He said, “Before, the ocean was for peace. The geopolitical scenario of the IOR is changing.” He further stated “The more assets we develop and create, the more trade and commerce will increase and the greater the vulnerability and security in the maritime domain will be.” He added that emerging future threats will come from the maritime, cyber and space domains. He went on to say that “we also have certain responsibilities to our maritime neighbors, such as disaster management, security assistance and other things.”
“Our responsibility as a leading maritime power is extremely important,” he said.
The NSA stressed that India is “meant for greater things”.
He added: “India’s time will come. As a nation, we have to be strong. Coastal and maritime security will play an important role in this.”
It is against this backdrop of India’s security needs and aspirations that New Delhi must consider its maritime response in Fujian.
The Chinese will take at least 6/7 years to operationalize Fujian. The challenges are many. The main one being the mechanism aboard the ship to generate very high electrical power which is necessary for the generation of a strong magnetic field to support the launch of 30 ton combat aircraft and the rapid regeneration of a strong magnetic field to achieve a faster subsequent launch rate. They would certainly consider three separate power generation systems for the three EMALS catapults aboard Fujian.
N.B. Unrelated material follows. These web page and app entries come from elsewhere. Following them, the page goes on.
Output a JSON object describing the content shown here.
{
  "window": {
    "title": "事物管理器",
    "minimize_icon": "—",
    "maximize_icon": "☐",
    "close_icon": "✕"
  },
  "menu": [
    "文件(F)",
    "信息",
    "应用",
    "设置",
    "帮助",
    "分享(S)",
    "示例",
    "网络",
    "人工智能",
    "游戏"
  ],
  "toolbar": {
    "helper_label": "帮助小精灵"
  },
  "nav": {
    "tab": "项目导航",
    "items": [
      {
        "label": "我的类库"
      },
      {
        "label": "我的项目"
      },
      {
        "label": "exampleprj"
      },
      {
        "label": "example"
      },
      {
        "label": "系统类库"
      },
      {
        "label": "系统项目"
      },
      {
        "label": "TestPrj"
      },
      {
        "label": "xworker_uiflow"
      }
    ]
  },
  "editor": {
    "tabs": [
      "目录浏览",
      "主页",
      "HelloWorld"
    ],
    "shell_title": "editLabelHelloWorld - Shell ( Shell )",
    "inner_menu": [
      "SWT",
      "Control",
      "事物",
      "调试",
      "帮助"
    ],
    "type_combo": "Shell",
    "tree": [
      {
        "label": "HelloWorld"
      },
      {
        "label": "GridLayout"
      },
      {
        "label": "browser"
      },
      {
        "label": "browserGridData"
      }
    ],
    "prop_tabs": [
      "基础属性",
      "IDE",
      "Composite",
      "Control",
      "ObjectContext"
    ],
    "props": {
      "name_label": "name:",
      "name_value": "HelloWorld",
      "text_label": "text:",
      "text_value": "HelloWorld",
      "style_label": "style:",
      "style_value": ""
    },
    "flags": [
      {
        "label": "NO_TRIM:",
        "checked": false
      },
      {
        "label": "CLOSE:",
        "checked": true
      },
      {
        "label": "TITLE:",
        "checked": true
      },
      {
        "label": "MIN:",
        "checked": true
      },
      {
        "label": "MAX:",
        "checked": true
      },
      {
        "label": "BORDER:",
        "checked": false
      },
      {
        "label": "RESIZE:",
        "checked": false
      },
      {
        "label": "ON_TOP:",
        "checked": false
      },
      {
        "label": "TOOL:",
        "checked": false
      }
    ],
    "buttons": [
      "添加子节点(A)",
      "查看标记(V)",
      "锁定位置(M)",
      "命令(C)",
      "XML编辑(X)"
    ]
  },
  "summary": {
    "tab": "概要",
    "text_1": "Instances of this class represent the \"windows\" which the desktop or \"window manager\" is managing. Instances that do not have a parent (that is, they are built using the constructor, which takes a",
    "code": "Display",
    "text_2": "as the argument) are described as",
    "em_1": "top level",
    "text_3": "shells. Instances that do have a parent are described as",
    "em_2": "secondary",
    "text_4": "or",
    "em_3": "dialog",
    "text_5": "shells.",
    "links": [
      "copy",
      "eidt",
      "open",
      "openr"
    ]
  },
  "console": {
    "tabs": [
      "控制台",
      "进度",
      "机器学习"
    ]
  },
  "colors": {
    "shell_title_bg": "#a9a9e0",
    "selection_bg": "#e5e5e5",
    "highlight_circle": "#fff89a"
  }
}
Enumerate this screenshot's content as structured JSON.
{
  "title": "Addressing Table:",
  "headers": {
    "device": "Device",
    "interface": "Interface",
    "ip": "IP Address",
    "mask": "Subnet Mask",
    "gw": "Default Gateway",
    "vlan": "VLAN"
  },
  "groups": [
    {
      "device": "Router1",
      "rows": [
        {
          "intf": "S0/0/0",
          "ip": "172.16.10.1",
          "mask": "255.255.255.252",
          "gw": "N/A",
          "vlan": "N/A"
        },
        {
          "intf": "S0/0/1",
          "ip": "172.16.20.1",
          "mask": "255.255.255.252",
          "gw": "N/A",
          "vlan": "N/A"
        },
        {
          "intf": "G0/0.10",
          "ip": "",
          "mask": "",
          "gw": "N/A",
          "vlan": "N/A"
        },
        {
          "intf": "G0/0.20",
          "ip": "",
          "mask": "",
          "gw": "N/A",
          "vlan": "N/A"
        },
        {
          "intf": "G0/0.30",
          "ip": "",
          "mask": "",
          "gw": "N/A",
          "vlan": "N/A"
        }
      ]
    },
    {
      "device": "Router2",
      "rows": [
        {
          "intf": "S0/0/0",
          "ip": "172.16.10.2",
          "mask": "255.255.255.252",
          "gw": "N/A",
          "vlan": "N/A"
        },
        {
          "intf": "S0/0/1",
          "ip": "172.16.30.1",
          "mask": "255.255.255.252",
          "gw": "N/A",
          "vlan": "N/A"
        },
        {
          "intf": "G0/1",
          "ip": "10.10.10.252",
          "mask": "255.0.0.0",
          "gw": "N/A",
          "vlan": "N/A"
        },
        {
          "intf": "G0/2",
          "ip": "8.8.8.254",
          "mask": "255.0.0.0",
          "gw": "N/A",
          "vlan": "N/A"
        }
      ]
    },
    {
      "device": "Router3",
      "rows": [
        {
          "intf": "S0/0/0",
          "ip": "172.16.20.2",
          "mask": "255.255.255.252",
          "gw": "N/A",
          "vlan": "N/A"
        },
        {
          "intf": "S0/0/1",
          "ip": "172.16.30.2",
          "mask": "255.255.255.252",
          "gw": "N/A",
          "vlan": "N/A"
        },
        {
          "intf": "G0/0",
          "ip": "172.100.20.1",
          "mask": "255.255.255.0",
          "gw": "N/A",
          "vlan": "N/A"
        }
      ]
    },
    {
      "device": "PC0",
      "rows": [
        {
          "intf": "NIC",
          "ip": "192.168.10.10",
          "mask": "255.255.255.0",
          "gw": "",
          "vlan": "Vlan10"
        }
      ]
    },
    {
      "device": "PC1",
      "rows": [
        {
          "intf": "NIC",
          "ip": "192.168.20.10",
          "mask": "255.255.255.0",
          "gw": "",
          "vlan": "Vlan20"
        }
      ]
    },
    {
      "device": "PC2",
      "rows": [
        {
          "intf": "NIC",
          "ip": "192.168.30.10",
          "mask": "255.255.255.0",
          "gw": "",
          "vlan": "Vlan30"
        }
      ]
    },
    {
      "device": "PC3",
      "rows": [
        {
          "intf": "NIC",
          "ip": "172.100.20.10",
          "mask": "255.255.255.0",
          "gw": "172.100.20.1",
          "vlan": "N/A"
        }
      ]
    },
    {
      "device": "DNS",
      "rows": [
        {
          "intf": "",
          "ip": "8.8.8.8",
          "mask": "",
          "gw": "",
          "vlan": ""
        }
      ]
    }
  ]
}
Air operations as part of a carrier battle group would require a great deal of experience and confidence to manage such a large fleet of ships. When operating away from their home base, particularly at night, pilots will be required to fly in a no-diversion situation in that there will be no other option to return to the land airfield in an emergency than to eject. But the trajectory of their future entry into the Indian Ocean is very obvious. China’s collusion with Pakistan makes the security situation in the Arabian Sea more complex. India was therefore put on notice. The NSA’s remarks come at a very opportune time. The government must fill the gaps in naval armour. Naval assets have a long gestation for their manufacture and hence timely decision and allocation of funds is extremely essential.
To begin with, fighter aircraft intended for service with the Vikrant aircraft carrier should be selected quickly to replace the Mig 29 K in the near future. If we are to be a “preferred security partner” for the IOR littorals, then visible power in the maritime domain is best provided by aircraft carriers. The decision on the third carrier must be made now in order to have a carrier battle group on either coast of India. This, in addition to many tasks in peacetime, would deter collusive designs between China and Pakistan. Let us remember that the competition for strategic superiority is a major peacetime role of navies around the world.
The selection of strategic partners for the submarine project 75 (I) should have been made yesterday. The number of anti-submarine warfare helicopters must be increased to fill the large existing gap. The inclusion of laser, particle beam and rail guns on surface ships for defense against hypersonic missiles, rotary wing drones for destroyers and frigates will become essential for accurate targeting of surface ships .
The list goes on as not only are we preparing our navy against today’s PLAN, but we are committing our nation to be a regional maritime power, which was rightly pointed out by India’s national security adviser .
(Vice Admiral Shekhar Sinha (Retired) was the former Commander-in-Chief of Western Naval Command and Chief of the Integrated Defense Staff, opinions expressed are personal and exclusive to India Narrative)